(Stored dataset items)

⁂

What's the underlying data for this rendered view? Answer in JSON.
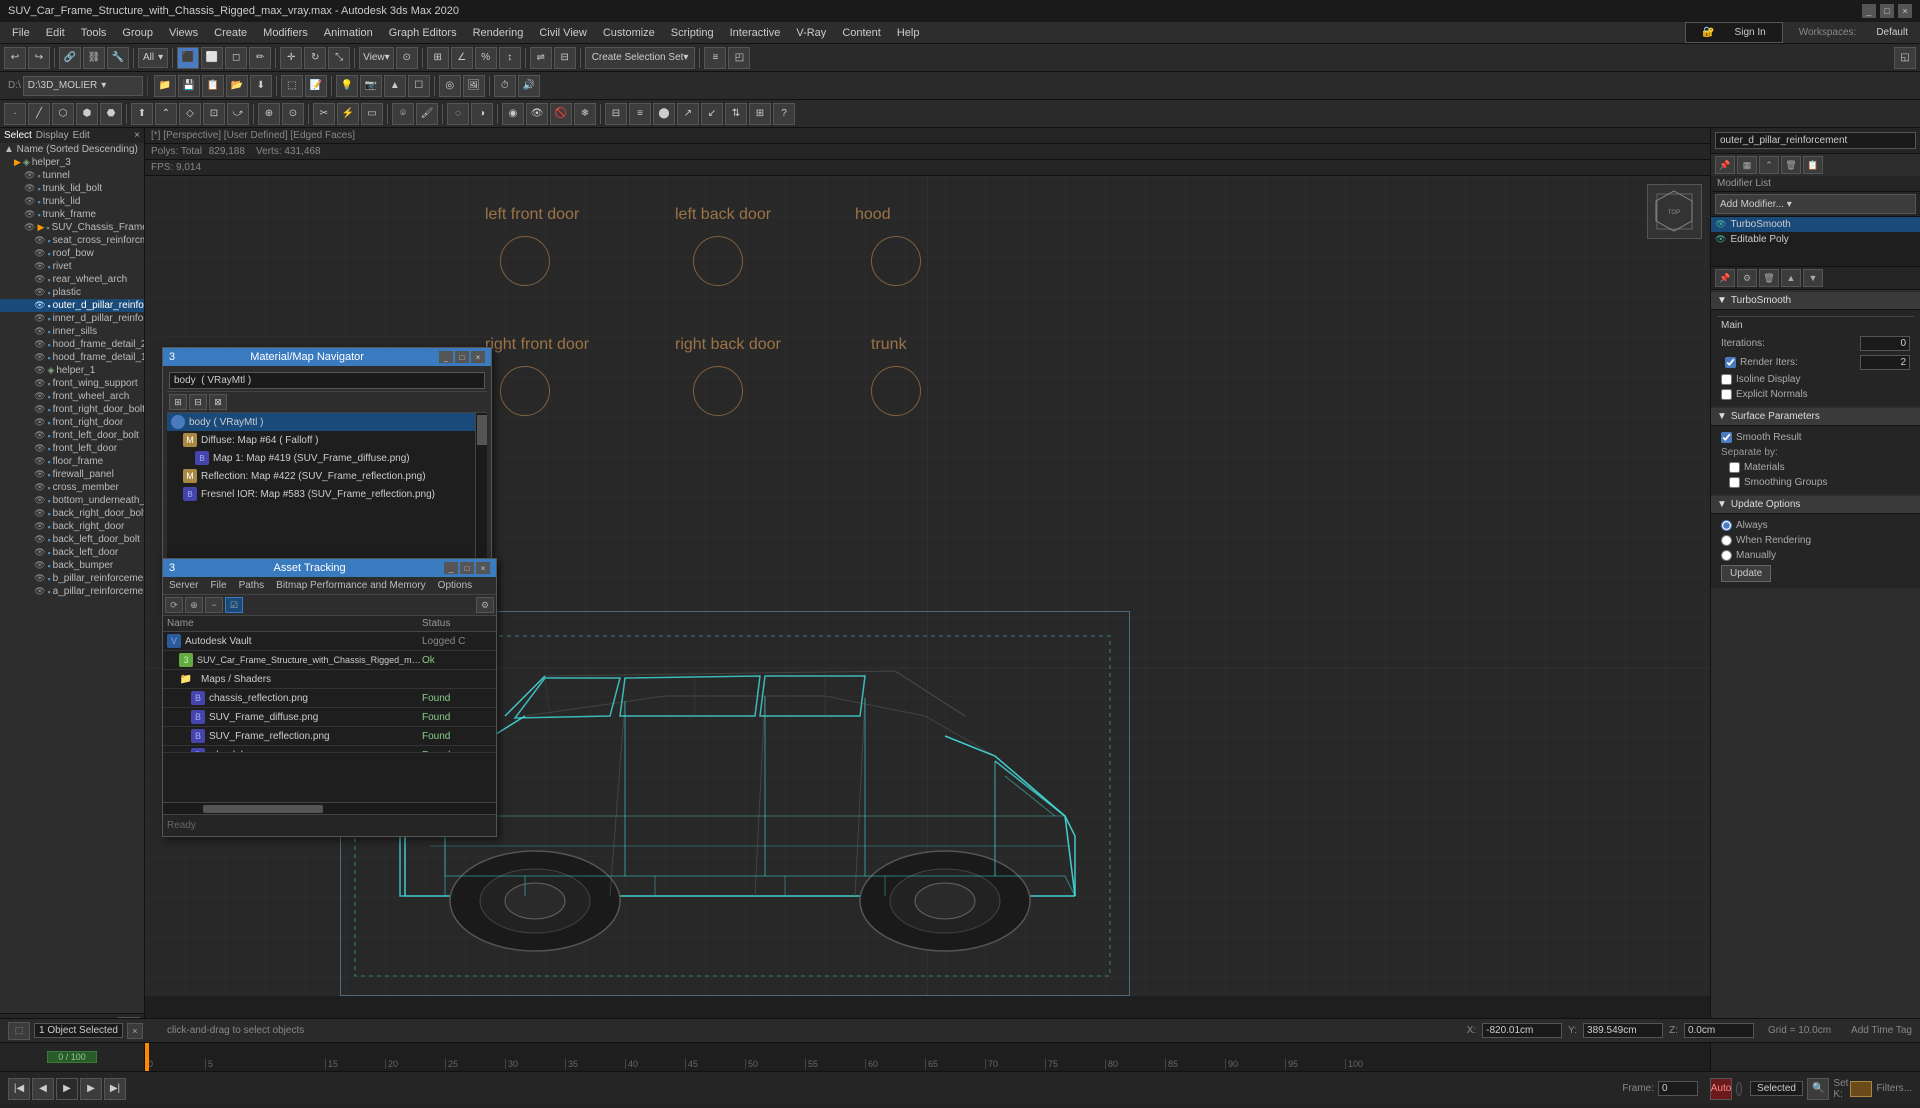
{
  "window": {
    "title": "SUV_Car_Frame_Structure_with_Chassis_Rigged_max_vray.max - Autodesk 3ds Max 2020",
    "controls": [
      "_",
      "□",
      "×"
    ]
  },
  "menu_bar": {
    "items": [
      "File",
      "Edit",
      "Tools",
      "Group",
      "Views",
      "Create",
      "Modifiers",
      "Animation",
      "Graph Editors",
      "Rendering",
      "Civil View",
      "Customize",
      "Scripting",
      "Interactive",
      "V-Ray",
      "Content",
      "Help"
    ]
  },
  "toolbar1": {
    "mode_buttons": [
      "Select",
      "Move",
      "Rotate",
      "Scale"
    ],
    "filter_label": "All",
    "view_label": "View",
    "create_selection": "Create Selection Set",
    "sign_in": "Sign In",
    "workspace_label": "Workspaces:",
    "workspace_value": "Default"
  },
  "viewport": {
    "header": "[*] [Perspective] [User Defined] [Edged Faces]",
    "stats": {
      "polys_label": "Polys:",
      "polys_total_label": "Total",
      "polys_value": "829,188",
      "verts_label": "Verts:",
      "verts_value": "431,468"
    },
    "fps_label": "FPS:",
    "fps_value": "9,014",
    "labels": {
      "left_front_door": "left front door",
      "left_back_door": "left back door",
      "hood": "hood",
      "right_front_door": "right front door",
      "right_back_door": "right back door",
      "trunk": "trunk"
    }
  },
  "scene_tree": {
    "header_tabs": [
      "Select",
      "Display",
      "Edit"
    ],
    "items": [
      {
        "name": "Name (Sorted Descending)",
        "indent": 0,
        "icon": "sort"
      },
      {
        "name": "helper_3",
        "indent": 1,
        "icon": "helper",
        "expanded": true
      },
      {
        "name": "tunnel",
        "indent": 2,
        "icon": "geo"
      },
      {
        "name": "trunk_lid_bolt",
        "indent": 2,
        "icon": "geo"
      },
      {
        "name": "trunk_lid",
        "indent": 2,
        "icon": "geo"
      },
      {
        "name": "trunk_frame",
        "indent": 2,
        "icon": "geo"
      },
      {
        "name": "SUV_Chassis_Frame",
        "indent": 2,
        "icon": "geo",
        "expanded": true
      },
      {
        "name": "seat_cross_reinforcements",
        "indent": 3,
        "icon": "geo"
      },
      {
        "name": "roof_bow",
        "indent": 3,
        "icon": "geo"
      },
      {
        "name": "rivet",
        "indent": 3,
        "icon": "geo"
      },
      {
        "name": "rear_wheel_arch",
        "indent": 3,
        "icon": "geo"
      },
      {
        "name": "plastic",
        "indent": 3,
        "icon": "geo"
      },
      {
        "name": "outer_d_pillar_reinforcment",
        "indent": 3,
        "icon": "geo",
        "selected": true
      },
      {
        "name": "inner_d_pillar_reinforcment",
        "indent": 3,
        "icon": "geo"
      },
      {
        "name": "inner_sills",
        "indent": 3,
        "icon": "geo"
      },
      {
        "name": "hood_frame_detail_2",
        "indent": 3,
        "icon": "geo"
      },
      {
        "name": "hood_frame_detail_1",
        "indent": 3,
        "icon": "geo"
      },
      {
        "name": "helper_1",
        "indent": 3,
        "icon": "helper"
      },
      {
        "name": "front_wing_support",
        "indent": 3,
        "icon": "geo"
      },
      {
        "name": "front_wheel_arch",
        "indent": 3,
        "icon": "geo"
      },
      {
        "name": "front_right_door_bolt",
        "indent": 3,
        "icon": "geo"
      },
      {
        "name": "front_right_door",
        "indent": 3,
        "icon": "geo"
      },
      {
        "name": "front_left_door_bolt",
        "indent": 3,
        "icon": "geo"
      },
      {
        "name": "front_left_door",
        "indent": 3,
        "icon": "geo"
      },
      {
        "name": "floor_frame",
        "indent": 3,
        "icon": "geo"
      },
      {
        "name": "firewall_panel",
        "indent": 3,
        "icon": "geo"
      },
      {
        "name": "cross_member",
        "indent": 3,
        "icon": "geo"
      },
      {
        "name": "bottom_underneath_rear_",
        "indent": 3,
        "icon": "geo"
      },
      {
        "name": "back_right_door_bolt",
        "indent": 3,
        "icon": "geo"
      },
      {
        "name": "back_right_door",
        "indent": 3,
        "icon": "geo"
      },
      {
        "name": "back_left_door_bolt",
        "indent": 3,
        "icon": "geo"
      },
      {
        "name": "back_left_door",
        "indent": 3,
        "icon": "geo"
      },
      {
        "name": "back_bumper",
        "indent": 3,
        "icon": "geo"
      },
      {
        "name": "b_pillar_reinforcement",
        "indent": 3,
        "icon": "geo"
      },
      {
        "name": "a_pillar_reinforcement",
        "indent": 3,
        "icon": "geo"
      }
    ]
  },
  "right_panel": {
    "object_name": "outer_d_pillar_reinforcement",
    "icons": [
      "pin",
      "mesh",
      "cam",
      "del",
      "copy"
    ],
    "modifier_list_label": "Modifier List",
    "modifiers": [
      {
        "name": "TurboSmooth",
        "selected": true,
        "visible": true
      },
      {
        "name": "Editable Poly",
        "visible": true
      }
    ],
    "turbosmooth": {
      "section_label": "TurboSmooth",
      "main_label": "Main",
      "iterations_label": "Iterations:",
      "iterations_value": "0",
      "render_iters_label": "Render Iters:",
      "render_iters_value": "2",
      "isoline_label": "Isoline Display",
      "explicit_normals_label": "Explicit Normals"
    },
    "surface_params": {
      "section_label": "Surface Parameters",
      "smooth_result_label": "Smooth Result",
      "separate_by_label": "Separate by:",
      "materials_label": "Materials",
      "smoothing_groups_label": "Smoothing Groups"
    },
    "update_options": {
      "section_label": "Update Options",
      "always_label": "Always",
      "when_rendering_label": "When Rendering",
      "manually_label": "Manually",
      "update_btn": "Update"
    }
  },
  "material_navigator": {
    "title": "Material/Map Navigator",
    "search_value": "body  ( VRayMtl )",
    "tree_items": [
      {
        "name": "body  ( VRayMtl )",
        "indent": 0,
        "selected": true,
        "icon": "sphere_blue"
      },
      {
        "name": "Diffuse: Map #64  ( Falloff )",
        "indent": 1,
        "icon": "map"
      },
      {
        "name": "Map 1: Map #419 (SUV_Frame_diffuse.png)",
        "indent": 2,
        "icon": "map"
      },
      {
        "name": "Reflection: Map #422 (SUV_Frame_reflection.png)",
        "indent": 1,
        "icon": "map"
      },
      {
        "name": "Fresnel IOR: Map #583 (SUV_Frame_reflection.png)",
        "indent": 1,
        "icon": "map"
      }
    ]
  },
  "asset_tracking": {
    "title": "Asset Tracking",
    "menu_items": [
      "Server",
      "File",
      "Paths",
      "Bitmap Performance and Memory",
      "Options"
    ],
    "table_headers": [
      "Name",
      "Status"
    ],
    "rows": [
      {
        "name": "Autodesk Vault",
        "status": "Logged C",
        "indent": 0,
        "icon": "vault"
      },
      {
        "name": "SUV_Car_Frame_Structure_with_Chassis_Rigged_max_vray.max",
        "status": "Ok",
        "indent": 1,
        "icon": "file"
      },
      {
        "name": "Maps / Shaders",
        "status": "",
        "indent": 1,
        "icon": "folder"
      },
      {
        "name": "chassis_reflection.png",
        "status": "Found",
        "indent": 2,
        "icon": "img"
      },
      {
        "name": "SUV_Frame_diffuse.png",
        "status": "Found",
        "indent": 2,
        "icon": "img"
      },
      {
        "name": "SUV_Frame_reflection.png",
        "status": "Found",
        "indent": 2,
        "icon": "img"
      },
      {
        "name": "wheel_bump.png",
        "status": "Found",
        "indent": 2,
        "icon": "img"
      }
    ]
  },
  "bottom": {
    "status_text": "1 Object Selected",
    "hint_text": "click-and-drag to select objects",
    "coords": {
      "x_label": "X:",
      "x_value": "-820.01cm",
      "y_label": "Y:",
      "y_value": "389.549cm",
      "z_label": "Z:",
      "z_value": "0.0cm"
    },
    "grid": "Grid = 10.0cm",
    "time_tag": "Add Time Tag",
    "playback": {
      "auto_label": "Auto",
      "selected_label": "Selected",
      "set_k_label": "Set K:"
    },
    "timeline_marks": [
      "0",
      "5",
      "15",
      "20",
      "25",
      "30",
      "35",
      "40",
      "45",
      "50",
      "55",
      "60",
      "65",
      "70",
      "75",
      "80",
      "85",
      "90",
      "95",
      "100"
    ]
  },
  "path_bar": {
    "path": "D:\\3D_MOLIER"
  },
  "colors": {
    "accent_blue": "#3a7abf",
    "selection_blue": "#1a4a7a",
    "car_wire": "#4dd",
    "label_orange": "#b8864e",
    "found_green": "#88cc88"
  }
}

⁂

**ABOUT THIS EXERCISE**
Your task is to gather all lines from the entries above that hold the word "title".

**RESULT FOR THIS EXERCISE**
    "title": "SUV_Car_Frame_Structure_with_Chassis_Rigged_max_vray.max - Autodesk 3ds Max 2020",
    "title": "Material/Map Navigator",
    "title": "Asset Tracking",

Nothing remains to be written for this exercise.